**REQUIREMENT**
From the first line to the last, repeat the records exactly and skip the pictures.

**RECORDS SHOWN**
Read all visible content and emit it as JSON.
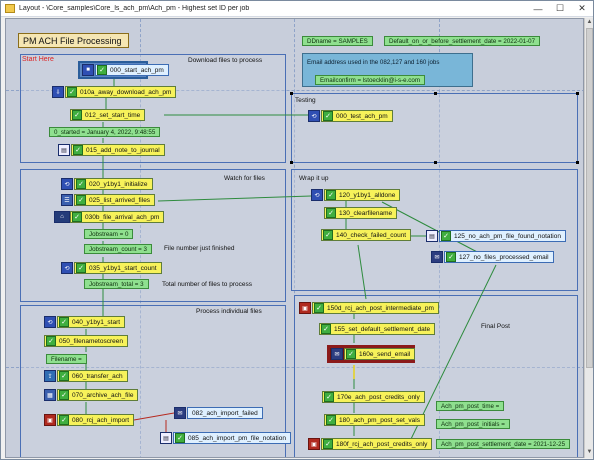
{
  "window": {
    "title": "Layout - \\Core_samples\\Core_ls_ach_pm\\Ach_pm - Highest set ID per job",
    "min": "—",
    "max": "☐",
    "close": "✕"
  },
  "colors": {
    "task_yellow": "#f7f25a",
    "check_green": "#3fae3f",
    "variable_green": "#8fe08f",
    "group_border": "#4a6fb5",
    "selected_border": "#8b1a1a"
  },
  "header": {
    "title": "PM ACH File Processing",
    "start_label": "Start Here"
  },
  "groups": {
    "download": "Download files to process",
    "watch": "Watch for files",
    "individual": "Process individual files",
    "testing": "Testing",
    "wrapup": "Wrap it up",
    "finalpost": "Final Post"
  },
  "info_box": {
    "line1": "Email address used in the 082,127 and 160 jobs",
    "emailconfirm": "Emailconfirm = lstoecklin@i-s-e.com"
  },
  "globals": {
    "ddname": "DDname = SAMPLES",
    "default_date": "Default_on_or_before_settlement_date = 2022-01-07"
  },
  "nodes": {
    "n000": "000_start_ach_pm",
    "n010": "010a_away_download_ach_pm",
    "n012": "012_set_start_time",
    "v0started": "0_started = January 4, 2022, 9:48:55",
    "n015": "015_add_note_to_journal",
    "n020": "020_y1by1_initialize",
    "n025": "025_list_arrived_files",
    "n030": "030b_file_arrival_ach_pm",
    "vjob0": "Jobstream = 0",
    "vjobcount": "Jobstream_count = 3",
    "note_first": "File number just finished",
    "n035": "035_y1by1_start_count",
    "vjobtotal": "Jobstream_total = 3",
    "note_total": "Total number of files to process",
    "n040": "040_y1by1_start",
    "n050": "050_filenametoscreen",
    "vfilename": "Filename =",
    "n060": "060_transfer_ach",
    "n070": "070_archive_ach_file",
    "n080": "080_rcj_ach_import",
    "n082": "082_ach_import_failed",
    "n085": "085_ach_import_pm_file_notation",
    "n000t": "000_test_ach_pm",
    "n120": "120_y1by1_alldone",
    "n130": "130_clearfilename",
    "n140": "140_check_failed_count",
    "n125": "125_no_ach_pm_file_found_notation",
    "n127": "127_no_files_processed_email",
    "n150": "150d_rcj_ach_post_intermediate_pm",
    "n155": "155_set_default_settlement_date",
    "n160": "160e_send_email",
    "n170": "170e_ach_post_credits_only",
    "n180": "180_ach_pm_post_set_vals",
    "n180f": "180f_rcj_ach_post_credits_only",
    "vposttime": "Ach_pm_post_time =",
    "vinitials": "Ach_pm_post_initials =",
    "vsettle": "Ach_pm_post_settlement_date = 2021-12-25"
  }
}
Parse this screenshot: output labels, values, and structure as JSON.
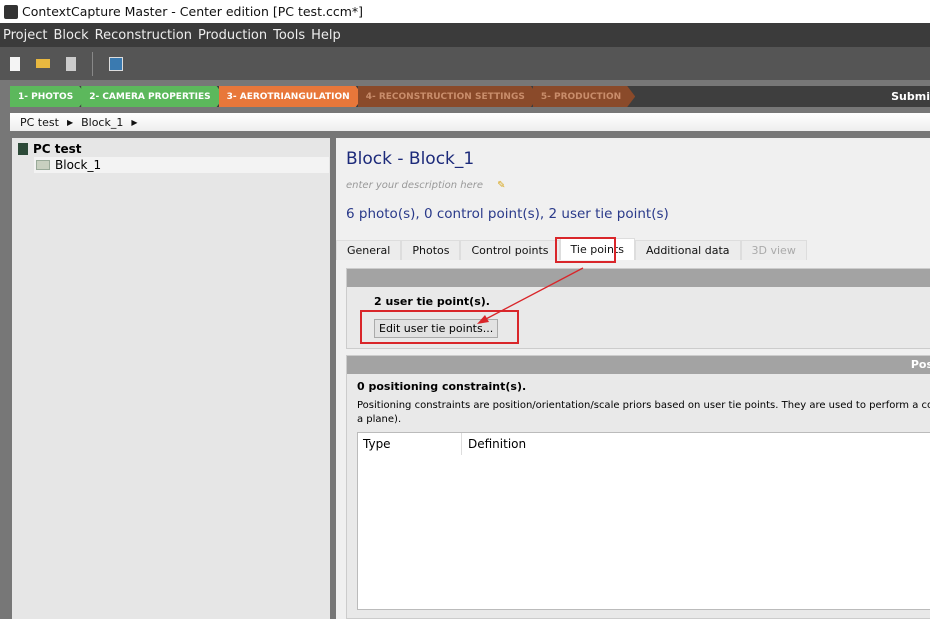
{
  "window": {
    "title": "ContextCapture Master - Center edition [PC test.ccm*]"
  },
  "menu": [
    "Project",
    "Block",
    "Reconstruction",
    "Production",
    "Tools",
    "Help"
  ],
  "toolbar": [
    "new-file-icon",
    "open-folder-icon",
    "save-icon",
    "monitor-icon"
  ],
  "steps": [
    {
      "label": "1- PHOTOS",
      "color": "#5cb85c",
      "text": "#fff"
    },
    {
      "label": "2- CAMERA PROPERTIES",
      "color": "#5cb85c",
      "text": "#fff"
    },
    {
      "label": "3- AEROTRIANGULATION",
      "color": "#e8773a",
      "text": "#fff"
    },
    {
      "label": "4- RECONSTRUCTION SETTINGS",
      "color": "#8a4a2a",
      "text": "#c98d6b"
    },
    {
      "label": "5- PRODUCTION",
      "color": "#8a4a2a",
      "text": "#c98d6b"
    }
  ],
  "submit_label": "Submi",
  "breadcrumb": [
    "PC test",
    "Block_1"
  ],
  "tree": {
    "root": "PC test",
    "child": "Block_1"
  },
  "main": {
    "title": "Block - Block_1",
    "description_placeholder": "enter your description here",
    "summary": "6 photo(s), 0 control point(s), 2 user tie point(s)",
    "tabs": [
      "General",
      "Photos",
      "Control points",
      "Tie points",
      "Additional data",
      "3D view"
    ],
    "active_tab": "Tie points",
    "tie": {
      "count": "2 user tie point(s).",
      "edit_button": "Edit user tie points..."
    },
    "positioning": {
      "header": "Pos",
      "count": "0 positioning constraint(s).",
      "description": "Positioning constraints are position/orientation/scale priors based on user tie points. They are used to perform a coars",
      "description2": "a plane).",
      "columns": [
        "Type",
        "Definition"
      ]
    }
  },
  "annotation_color": "#d9262a"
}
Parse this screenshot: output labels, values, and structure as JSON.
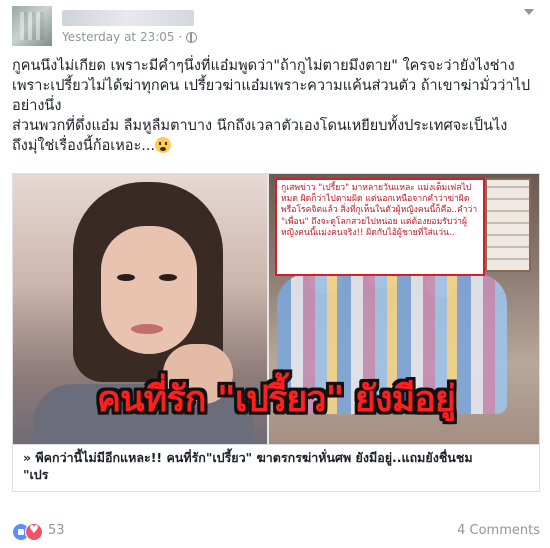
{
  "post": {
    "timestamp": "Yesterday at 23:05",
    "separator": "·",
    "text_lines": [
      "กูคนนึงไม่เกียด เพราะมีคำๆนึ่งที่แอ๋มพูดว่า\"ถ้ากูไม่ตายมึงตาย\" ใครจะว่ายังไงช่าง",
      "เพราะเปรี้ยวไม่ได้ฆ่าทุกคน เปรี้ยวฆ่าแอ๋มเพราะความแค้นส่วนตัว ถ้าเขาฆ่ามั่วว่าไป",
      "อย่างนึ่ง",
      "ส่วนพวกที่ดึ่งแอ๋ม ลืมหูลืมตาบาง นึกถึงเวลาตัวเองโดนเหยียบทั้งประเทศจะเป็นไง",
      "ถึงมุ่ใช่เรื่องนี้ก้อเหอะ..."
    ]
  },
  "preview": {
    "callout_text": "กูเสพข่าว \"เปรี้ยว\" มาหลายวันแหละ แม่งเต็มเฟสไปหมด ผิดก็ว่าไปตามผิด แต่นอกเหนือจากคำว่าฆ่าผิดพรือโรคจิตแล้ว สิ่งที่กูเห็นในตัวผู้หญิงคนนี้ก็คือ..คำว่า \"เพื่อน\" ถึงจะดูโลกสวยไปหน่อย แต่ต้องยอมรับว่าผู้หญิงคนนี้แม่งคนจริง!! ผิดกับไอ้ผู้ชายที่ใส่แว่น..",
    "overlay_title": "คนที่รัก \"เปรี้ยว\" ยังมีอยู่",
    "caption_line1": "» พีคกว่านี้ไม่มีอีกแหละ!! คนที่รัก\"เปรี้ยว\" ฆาตรกรฆ่าหั่นศพ ยังมีอยู่..แถมยังชื่นชม",
    "caption_line2": "\"เปร"
  },
  "footer": {
    "reaction_count": "53",
    "comments": "4 Comments"
  },
  "icons": [
    "globe-icon",
    "menu-chevron-icon",
    "scream-emoji-icon",
    "like-icon",
    "love-icon"
  ],
  "colors": {
    "headline_red": "#ff1f1f",
    "meta_gray": "#90949c",
    "like_blue": "#5890ff",
    "love_red": "#f25268"
  }
}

**SOLUTION TO THE PROBLEM**
Read all visible content and emit it as JSON.
{
  "window": {
    "title": "Layout - \\Core_samples\\Core_ls_ach_pm\\Ach_pm - Highest set ID per job",
    "min": "—",
    "max": "☐",
    "close": "✕"
  },
  "colors": {
    "task_yellow": "#f7f25a",
    "check_green": "#3fae3f",
    "variable_green": "#8fe08f",
    "group_border": "#4a6fb5",
    "selected_border": "#8b1a1a"
  },
  "header": {
    "title": "PM ACH File Processing",
    "start_label": "Start Here"
  },
  "groups": {
    "download": "Download files to process",
    "watch": "Watch for files",
    "individual": "Process individual files",
    "testing": "Testing",
    "wrapup": "Wrap it up",
    "finalpost": "Final Post"
  },
  "info_box": {
    "line1": "Email address used in the 082,127 and 160 jobs",
    "emailconfirm": "Emailconfirm = lstoecklin@i-s-e.com"
  },
  "globals": {
    "ddname": "DDname = SAMPLES",
    "default_date": "Default_on_or_before_settlement_date = 2022-01-07"
  },
  "nodes": {
    "n000": "000_start_ach_pm",
    "n010": "010a_away_download_ach_pm",
    "n012": "012_set_start_time",
    "v0started": "0_started = January 4, 2022, 9:48:55",
    "n015": "015_add_note_to_journal",
    "n020": "020_y1by1_initialize",
    "n025": "025_list_arrived_files",
    "n030": "030b_file_arrival_ach_pm",
    "vjob0": "Jobstream = 0",
    "vjobcount": "Jobstream_count = 3",
    "note_first": "File number just finished",
    "n035": "035_y1by1_start_count",
    "vjobtotal": "Jobstream_total = 3",
    "note_total": "Total number of files to process",
    "n040": "040_y1by1_start",
    "n050": "050_filenametoscreen",
    "vfilename": "Filename =",
    "n060": "060_transfer_ach",
    "n070": "070_archive_ach_file",
    "n080": "080_rcj_ach_import",
    "n082": "082_ach_import_failed",
    "n085": "085_ach_import_pm_file_notation",
    "n000t": "000_test_ach_pm",
    "n120": "120_y1by1_alldone",
    "n130": "130_clearfilename",
    "n140": "140_check_failed_count",
    "n125": "125_no_ach_pm_file_found_notation",
    "n127": "127_no_files_processed_email",
    "n150": "150d_rcj_ach_post_intermediate_pm",
    "n155": "155_set_default_settlement_date",
    "n160": "160e_send_email",
    "n170": "170e_ach_post_credits_only",
    "n180": "180_ach_pm_post_set_vals",
    "n180f": "180f_rcj_ach_post_credits_only",
    "vposttime": "Ach_pm_post_time =",
    "vinitials": "Ach_pm_post_initials =",
    "vsettle": "Ach_pm_post_settlement_date = 2021-12-25"
  }
}
Parse this screenshot: output labels, values, and structure as JSON.
{
  "window": {
    "title": "ContextCapture Master - Center edition [PC test.ccm*]"
  },
  "menu": [
    "Project",
    "Block",
    "Reconstruction",
    "Production",
    "Tools",
    "Help"
  ],
  "toolbar": [
    "new-file-icon",
    "open-folder-icon",
    "save-icon",
    "monitor-icon"
  ],
  "steps": [
    {
      "label": "1- PHOTOS",
      "color": "#5cb85c",
      "text": "#fff"
    },
    {
      "label": "2- CAMERA PROPERTIES",
      "color": "#5cb85c",
      "text": "#fff"
    },
    {
      "label": "3- AEROTRIANGULATION",
      "color": "#e8773a",
      "text": "#fff"
    },
    {
      "label": "4- RECONSTRUCTION SETTINGS",
      "color": "#8a4a2a",
      "text": "#c98d6b"
    },
    {
      "label": "5- PRODUCTION",
      "color": "#8a4a2a",
      "text": "#c98d6b"
    }
  ],
  "submit_label": "Submi",
  "breadcrumb": [
    "PC test",
    "Block_1"
  ],
  "tree": {
    "root": "PC test",
    "child": "Block_1"
  },
  "main": {
    "title": "Block - Block_1",
    "description_placeholder": "enter your description here",
    "summary": "6 photo(s), 0 control point(s), 2 user tie point(s)",
    "tabs": [
      "General",
      "Photos",
      "Control points",
      "Tie points",
      "Additional data",
      "3D view"
    ],
    "active_tab": "Tie points",
    "tie": {
      "count": "2 user tie point(s).",
      "edit_button": "Edit user tie points..."
    },
    "positioning": {
      "header": "Pos",
      "count": "0 positioning constraint(s).",
      "description": "Positioning constraints are position/orientation/scale priors based on user tie points. They are used to perform a coars",
      "description2": "a plane).",
      "columns": [
        "Type",
        "Definition"
      ]
    }
  },
  "annotation_color": "#d9262a"
}
Parse this screenshot: output labels, values, and structure as JSON.
{
  "post": {
    "timestamp": "Yesterday at 23:05",
    "separator": "·",
    "text_lines": [
      "กูคนนึงไม่เกียด เพราะมีคำๆนึ่งที่แอ๋มพูดว่า\"ถ้ากูไม่ตายมึงตาย\" ใครจะว่ายังไงช่าง",
      "เพราะเปรี้ยวไม่ได้ฆ่าทุกคน เปรี้ยวฆ่าแอ๋มเพราะความแค้นส่วนตัว ถ้าเขาฆ่ามั่วว่าไป",
      "อย่างนึ่ง",
      "ส่วนพวกที่ดึ่งแอ๋ม ลืมหูลืมตาบาง นึกถึงเวลาตัวเองโดนเหยียบทั้งประเทศจะเป็นไง",
      "ถึงมุ่ใช่เรื่องนี้ก้อเหอะ..."
    ]
  },
  "preview": {
    "callout_text": "กูเสพข่าว \"เปรี้ยว\" มาหลายวันแหละ แม่งเต็มเฟสไปหมด ผิดก็ว่าไปตามผิด แต่นอกเหนือจากคำว่าฆ่าผิดพรือโรคจิตแล้ว สิ่งที่กูเห็นในตัวผู้หญิงคนนี้ก็คือ..คำว่า \"เพื่อน\" ถึงจะดูโลกสวยไปหน่อย แต่ต้องยอมรับว่าผู้หญิงคนนี้แม่งคนจริง!! ผิดกับไอ้ผู้ชายที่ใส่แว่น..",
    "overlay_title": "คนที่รัก \"เปรี้ยว\" ยังมีอยู่",
    "caption_line1": "» พีคกว่านี้ไม่มีอีกแหละ!! คนที่รัก\"เปรี้ยว\" ฆาตรกรฆ่าหั่นศพ ยังมีอยู่..แถมยังชื่นชม",
    "caption_line2": "\"เปร"
  },
  "footer": {
    "reaction_count": "53",
    "comments": "4 Comments"
  },
  "icons": [
    "globe-icon",
    "menu-chevron-icon",
    "scream-emoji-icon",
    "like-icon",
    "love-icon"
  ],
  "colors": {
    "headline_red": "#ff1f1f",
    "meta_gray": "#90949c",
    "like_blue": "#5890ff",
    "love_red": "#f25268"
  }
}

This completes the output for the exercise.